If you don't know who Neil DeGrasse Tyson is you either have no interest in science and no television or you never read the names of the special correspondent on the news during International celestial events. He is the contemporary 'Carl Sagan', original host of the popular television series The Cosmos and author of many books on Space. In fact. Tyson does not have a problem admitting his fondness for Sagan and he even credits him for his success. But there is no doubt Tyson is carving his own terrestrial path in the world of astrophysics.

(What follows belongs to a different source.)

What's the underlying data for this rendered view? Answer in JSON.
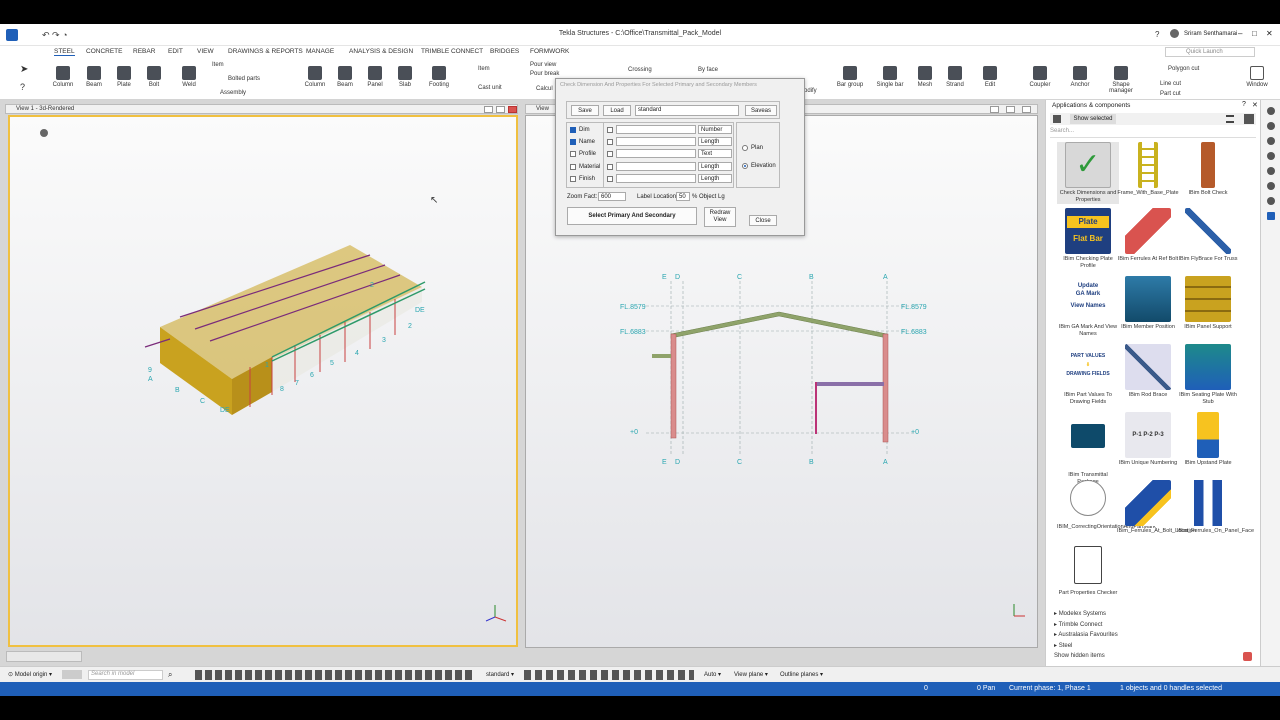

Neil DeGrasse Tyson is the 'go-to-guy' when it comes to simple, digestible explanations for complicated phenomena in Space. When the Chelyabinsk Meteor exploded over Russia last year, The Today show called Tyson. If there was a sci-fi laureate for The United States he would be It. Taking the grand dimensions of that explosion into a package fitting 30 Hiroshima's...whoa.
Degrasse's relative popularity can also be measured by the many media projects he is involved with. He is currently the host of NOVA on PBS and is scheduled to appear in a re-make of Carl Sagan's popular science series The Cosmos (14 episodes). In addition he is The Director of The Hayden Planetarium.
What more can he do? Perhaps write a few books. Which he has managed to do as well. All this, while keeping a tight lecture schedule. The event at MVCC treated at least 1,500 people to a wide ranging powerpoint lecture that focused on Discovery. New Discoveries, knowledge and the 'state of the art'.
On stage, swishing in comfortable loafers, dressed in Blue jeans and a blazer, the charismatic 'uber nerd' chomped/smacked on, local product, Mercers Ice Cream, shattering the uptight image of proper, quiet preparation. The mostly twenty something crowd chuckled at his numerous, witty asides throughout the lecture and paid attention for the entire two hours without interruption.
Sitting still wasn't easy for everyone. MVCC President R VANWAG donated 25 seats to local non-profit For The Good Inc for the struggling Study Buddy Program. As a result, twenty three kids got to see Neil DeGrasse Tyson break down black holes and magnetic pole shifts. His broad appeal was obvious from the ripples of laughter pulled out of the younger kids.
The Black screen with nothing on it....Black Hole..."A perfect picture".
That joke really cracked up the seven and eight year olds, they had to be quieted down. It was refreshing to see some kids challenged and others intrigued. At the end of the day, science was 'cool'. The dire predictions about our future promoted by some climatologists and politicians were skillfully avoided. the overall tone of his lecture focused on discovery, curiosity (Mars Rovers, pun intended) and possibility.
As an adult I was excited to go but it was equally exciting to see this experience through a child's eyes. Neil DeGrasse Tyson is important for multiple reasons. His knowledge has propelled him to the front of the class and the camera. He didn't catch a ball, he can't rap, none of that. He is good at math. You can see the rest.